Data records for software interfaces
=====
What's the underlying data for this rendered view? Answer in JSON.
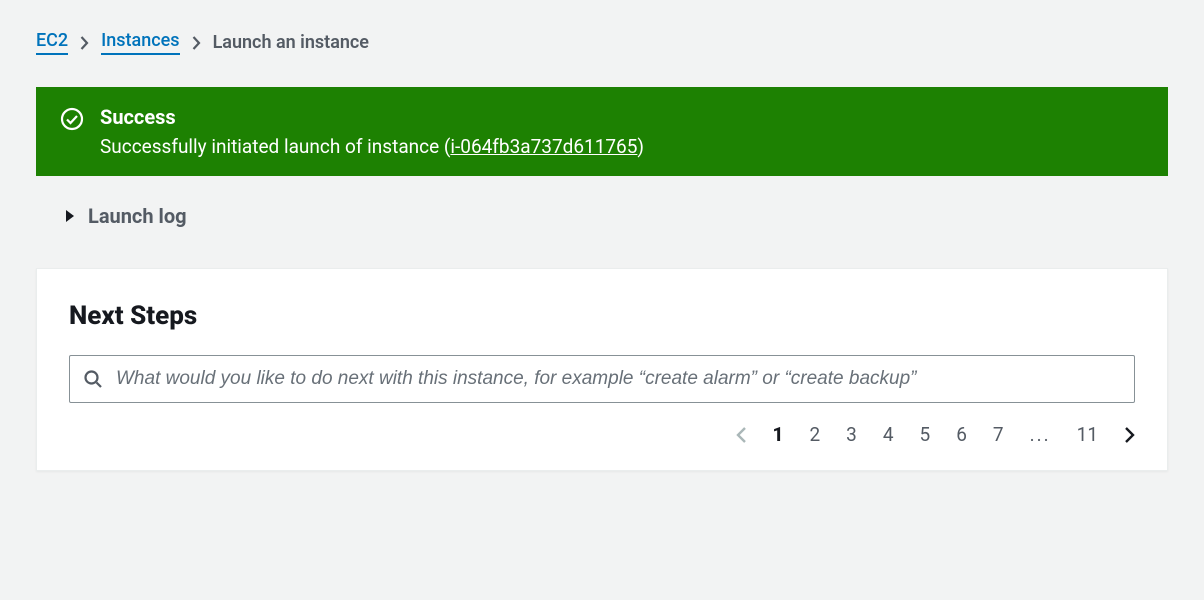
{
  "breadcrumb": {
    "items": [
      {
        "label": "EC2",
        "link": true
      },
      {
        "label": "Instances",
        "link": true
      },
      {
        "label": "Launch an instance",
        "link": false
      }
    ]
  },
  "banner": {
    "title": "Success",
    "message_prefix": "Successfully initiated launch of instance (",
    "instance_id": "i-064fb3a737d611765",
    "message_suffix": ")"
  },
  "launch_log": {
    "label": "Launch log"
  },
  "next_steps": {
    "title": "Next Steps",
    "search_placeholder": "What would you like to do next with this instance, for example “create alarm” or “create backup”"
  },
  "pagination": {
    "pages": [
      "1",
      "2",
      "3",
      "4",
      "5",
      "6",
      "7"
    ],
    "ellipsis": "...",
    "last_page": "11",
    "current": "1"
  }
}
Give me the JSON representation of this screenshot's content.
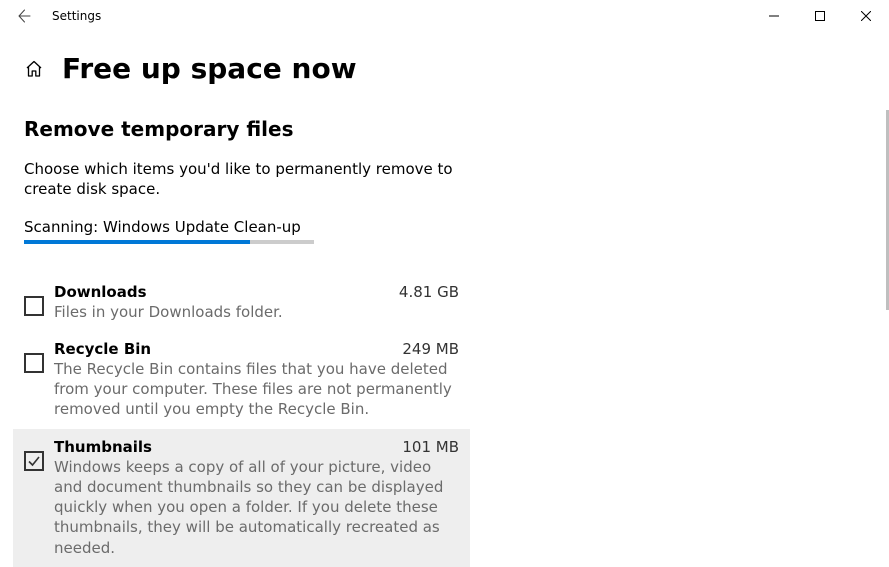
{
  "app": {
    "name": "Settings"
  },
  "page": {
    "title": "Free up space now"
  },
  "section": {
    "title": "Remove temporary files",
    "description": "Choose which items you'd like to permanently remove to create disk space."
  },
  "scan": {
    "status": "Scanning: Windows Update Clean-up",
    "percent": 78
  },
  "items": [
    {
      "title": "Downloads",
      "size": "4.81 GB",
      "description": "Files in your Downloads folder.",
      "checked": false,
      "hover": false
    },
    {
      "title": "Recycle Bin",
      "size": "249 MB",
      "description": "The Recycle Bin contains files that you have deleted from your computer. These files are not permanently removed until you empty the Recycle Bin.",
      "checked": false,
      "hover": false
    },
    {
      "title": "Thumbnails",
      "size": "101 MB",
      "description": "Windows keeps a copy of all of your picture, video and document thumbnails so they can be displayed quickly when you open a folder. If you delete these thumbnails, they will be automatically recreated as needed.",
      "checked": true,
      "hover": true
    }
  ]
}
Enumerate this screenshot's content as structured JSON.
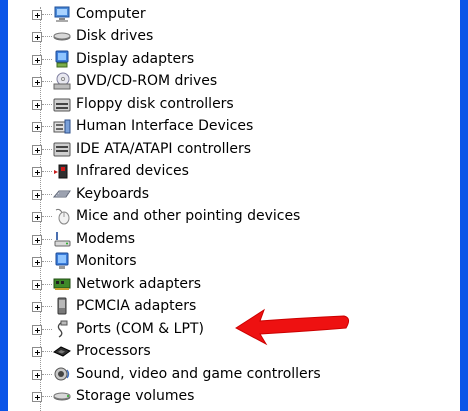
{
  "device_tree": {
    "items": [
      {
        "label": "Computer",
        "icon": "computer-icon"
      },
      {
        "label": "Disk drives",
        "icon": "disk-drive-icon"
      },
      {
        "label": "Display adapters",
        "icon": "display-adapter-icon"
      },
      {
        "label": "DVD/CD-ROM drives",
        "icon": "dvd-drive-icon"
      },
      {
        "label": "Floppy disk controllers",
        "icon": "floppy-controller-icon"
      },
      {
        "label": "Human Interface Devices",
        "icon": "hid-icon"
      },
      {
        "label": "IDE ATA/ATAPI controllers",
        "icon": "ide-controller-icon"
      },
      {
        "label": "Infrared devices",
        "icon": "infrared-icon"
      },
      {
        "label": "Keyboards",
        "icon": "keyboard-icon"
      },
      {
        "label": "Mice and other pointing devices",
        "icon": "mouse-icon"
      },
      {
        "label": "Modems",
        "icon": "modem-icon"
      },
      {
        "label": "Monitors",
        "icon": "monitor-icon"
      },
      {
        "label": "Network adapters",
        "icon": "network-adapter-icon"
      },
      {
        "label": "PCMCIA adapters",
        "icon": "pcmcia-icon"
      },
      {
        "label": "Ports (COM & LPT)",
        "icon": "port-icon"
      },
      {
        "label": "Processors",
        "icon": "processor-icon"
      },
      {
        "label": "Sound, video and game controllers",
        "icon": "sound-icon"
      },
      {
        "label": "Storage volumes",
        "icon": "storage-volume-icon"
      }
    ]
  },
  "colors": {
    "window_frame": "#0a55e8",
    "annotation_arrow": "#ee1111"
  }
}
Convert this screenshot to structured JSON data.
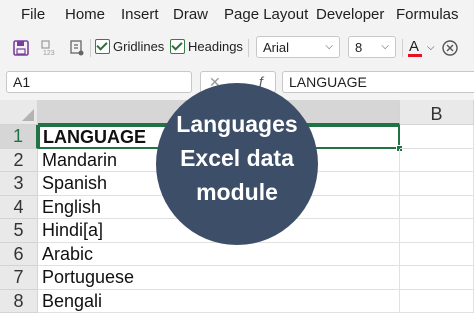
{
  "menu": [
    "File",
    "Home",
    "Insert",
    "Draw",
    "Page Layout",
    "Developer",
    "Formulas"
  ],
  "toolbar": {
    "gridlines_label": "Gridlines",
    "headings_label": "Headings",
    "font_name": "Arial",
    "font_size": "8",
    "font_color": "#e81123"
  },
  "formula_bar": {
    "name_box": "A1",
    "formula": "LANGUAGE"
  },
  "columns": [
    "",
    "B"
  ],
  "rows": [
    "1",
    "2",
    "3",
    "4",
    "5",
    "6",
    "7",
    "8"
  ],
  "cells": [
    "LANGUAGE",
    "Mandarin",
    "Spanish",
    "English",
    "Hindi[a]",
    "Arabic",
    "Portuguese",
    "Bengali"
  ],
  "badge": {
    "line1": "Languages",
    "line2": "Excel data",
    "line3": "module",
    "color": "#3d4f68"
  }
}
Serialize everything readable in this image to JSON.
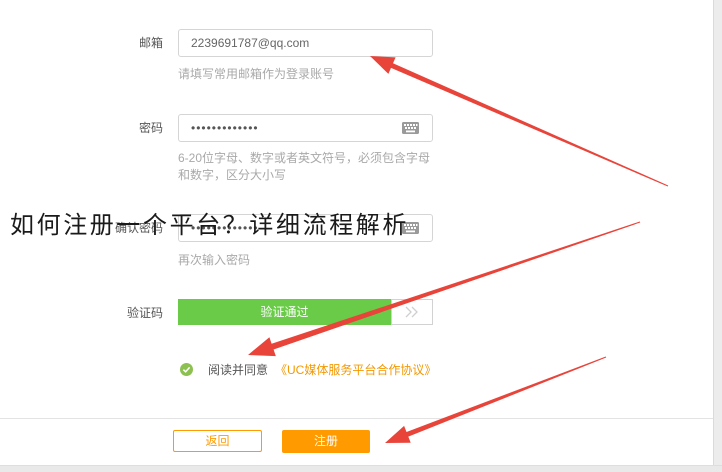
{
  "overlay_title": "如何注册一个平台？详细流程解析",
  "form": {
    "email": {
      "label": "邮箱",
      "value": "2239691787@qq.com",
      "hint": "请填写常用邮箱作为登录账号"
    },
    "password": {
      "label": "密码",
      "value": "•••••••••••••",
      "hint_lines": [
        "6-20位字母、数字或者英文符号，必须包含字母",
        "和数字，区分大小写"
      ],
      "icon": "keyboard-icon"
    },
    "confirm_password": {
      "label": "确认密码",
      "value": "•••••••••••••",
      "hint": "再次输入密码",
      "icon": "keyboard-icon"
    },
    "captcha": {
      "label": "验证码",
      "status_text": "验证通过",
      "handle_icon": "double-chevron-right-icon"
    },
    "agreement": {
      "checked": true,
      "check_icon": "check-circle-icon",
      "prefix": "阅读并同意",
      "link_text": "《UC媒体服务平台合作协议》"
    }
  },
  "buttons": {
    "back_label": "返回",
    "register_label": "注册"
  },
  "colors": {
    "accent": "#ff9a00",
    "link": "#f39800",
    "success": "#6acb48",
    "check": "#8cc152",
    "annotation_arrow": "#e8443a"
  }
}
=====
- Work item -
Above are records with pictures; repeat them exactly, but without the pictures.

- Response box -
What's the underlying data for this rendered view? Answer in JSON.
{
  "breadcrumb": {
    "items": [
      {
        "label": "EC2",
        "link": true
      },
      {
        "label": "Instances",
        "link": true
      },
      {
        "label": "Launch an instance",
        "link": false
      }
    ]
  },
  "banner": {
    "title": "Success",
    "message_prefix": "Successfully initiated launch of instance (",
    "instance_id": "i-064fb3a737d611765",
    "message_suffix": ")"
  },
  "launch_log": {
    "label": "Launch log"
  },
  "next_steps": {
    "title": "Next Steps",
    "search_placeholder": "What would you like to do next with this instance, for example “create alarm” or “create backup”"
  },
  "pagination": {
    "pages": [
      "1",
      "2",
      "3",
      "4",
      "5",
      "6",
      "7"
    ],
    "ellipsis": "...",
    "last_page": "11",
    "current": "1"
  }
}
Give me the JSON representation of this screenshot's content.
{
  "app": {
    "name": "Settings"
  },
  "page": {
    "title": "Free up space now"
  },
  "section": {
    "title": "Remove temporary files",
    "description": "Choose which items you'd like to permanently remove to create disk space."
  },
  "scan": {
    "status": "Scanning: Windows Update Clean-up",
    "percent": 78
  },
  "items": [
    {
      "title": "Downloads",
      "size": "4.81 GB",
      "description": "Files in your Downloads folder.",
      "checked": false,
      "hover": false
    },
    {
      "title": "Recycle Bin",
      "size": "249 MB",
      "description": "The Recycle Bin contains files that you have deleted from your computer. These files are not permanently removed until you empty the Recycle Bin.",
      "checked": false,
      "hover": false
    },
    {
      "title": "Thumbnails",
      "size": "101 MB",
      "description": "Windows keeps a copy of all of your picture, video and document thumbnails so they can be displayed quickly when you open a folder. If you delete these thumbnails, they will be automatically recreated as needed.",
      "checked": true,
      "hover": true
    }
  ]
}
Enumerate this screenshot's content as structured JSON.
{
  "device_tree": {
    "items": [
      {
        "label": "Computer",
        "icon": "computer-icon"
      },
      {
        "label": "Disk drives",
        "icon": "disk-drive-icon"
      },
      {
        "label": "Display adapters",
        "icon": "display-adapter-icon"
      },
      {
        "label": "DVD/CD-ROM drives",
        "icon": "dvd-drive-icon"
      },
      {
        "label": "Floppy disk controllers",
        "icon": "floppy-controller-icon"
      },
      {
        "label": "Human Interface Devices",
        "icon": "hid-icon"
      },
      {
        "label": "IDE ATA/ATAPI controllers",
        "icon": "ide-controller-icon"
      },
      {
        "label": "Infrared devices",
        "icon": "infrared-icon"
      },
      {
        "label": "Keyboards",
        "icon": "keyboard-icon"
      },
      {
        "label": "Mice and other pointing devices",
        "icon": "mouse-icon"
      },
      {
        "label": "Modems",
        "icon": "modem-icon"
      },
      {
        "label": "Monitors",
        "icon": "monitor-icon"
      },
      {
        "label": "Network adapters",
        "icon": "network-adapter-icon"
      },
      {
        "label": "PCMCIA adapters",
        "icon": "pcmcia-icon"
      },
      {
        "label": "Ports (COM & LPT)",
        "icon": "port-icon"
      },
      {
        "label": "Processors",
        "icon": "processor-icon"
      },
      {
        "label": "Sound, video and game controllers",
        "icon": "sound-icon"
      },
      {
        "label": "Storage volumes",
        "icon": "storage-volume-icon"
      }
    ]
  },
  "colors": {
    "window_frame": "#0a55e8",
    "annotation_arrow": "#ee1111"
  }
}
Convert this screenshot to structured JSON data.
{
  "menu": [
    "File",
    "Home",
    "Insert",
    "Draw",
    "Page Layout",
    "Developer",
    "Formulas"
  ],
  "toolbar": {
    "gridlines_label": "Gridlines",
    "headings_label": "Headings",
    "font_name": "Arial",
    "font_size": "8",
    "font_color": "#e81123"
  },
  "formula_bar": {
    "name_box": "A1",
    "formula": "LANGUAGE"
  },
  "columns": [
    "",
    "B"
  ],
  "rows": [
    "1",
    "2",
    "3",
    "4",
    "5",
    "6",
    "7",
    "8"
  ],
  "cells": [
    "LANGUAGE",
    "Mandarin",
    "Spanish",
    "English",
    "Hindi[a]",
    "Arabic",
    "Portuguese",
    "Bengali"
  ],
  "badge": {
    "line1": "Languages",
    "line2": "Excel data",
    "line3": "module",
    "color": "#3d4f68"
  }
}
Serialize everything readable in this image to JSON.
{
  "overlay_title": "如何注册一个平台？详细流程解析",
  "form": {
    "email": {
      "label": "邮箱",
      "value": "2239691787@qq.com",
      "hint": "请填写常用邮箱作为登录账号"
    },
    "password": {
      "label": "密码",
      "value": "•••••••••••••",
      "hint_lines": [
        "6-20位字母、数字或者英文符号，必须包含字母",
        "和数字，区分大小写"
      ],
      "icon": "keyboard-icon"
    },
    "confirm_password": {
      "label": "确认密码",
      "value": "•••••••••••••",
      "hint": "再次输入密码",
      "icon": "keyboard-icon"
    },
    "captcha": {
      "label": "验证码",
      "status_text": "验证通过",
      "handle_icon": "double-chevron-right-icon"
    },
    "agreement": {
      "checked": true,
      "check_icon": "check-circle-icon",
      "prefix": "阅读并同意",
      "link_text": "《UC媒体服务平台合作协议》"
    }
  },
  "buttons": {
    "back_label": "返回",
    "register_label": "注册"
  },
  "colors": {
    "accent": "#ff9a00",
    "link": "#f39800",
    "success": "#6acb48",
    "check": "#8cc152",
    "annotation_arrow": "#e8443a"
  }
}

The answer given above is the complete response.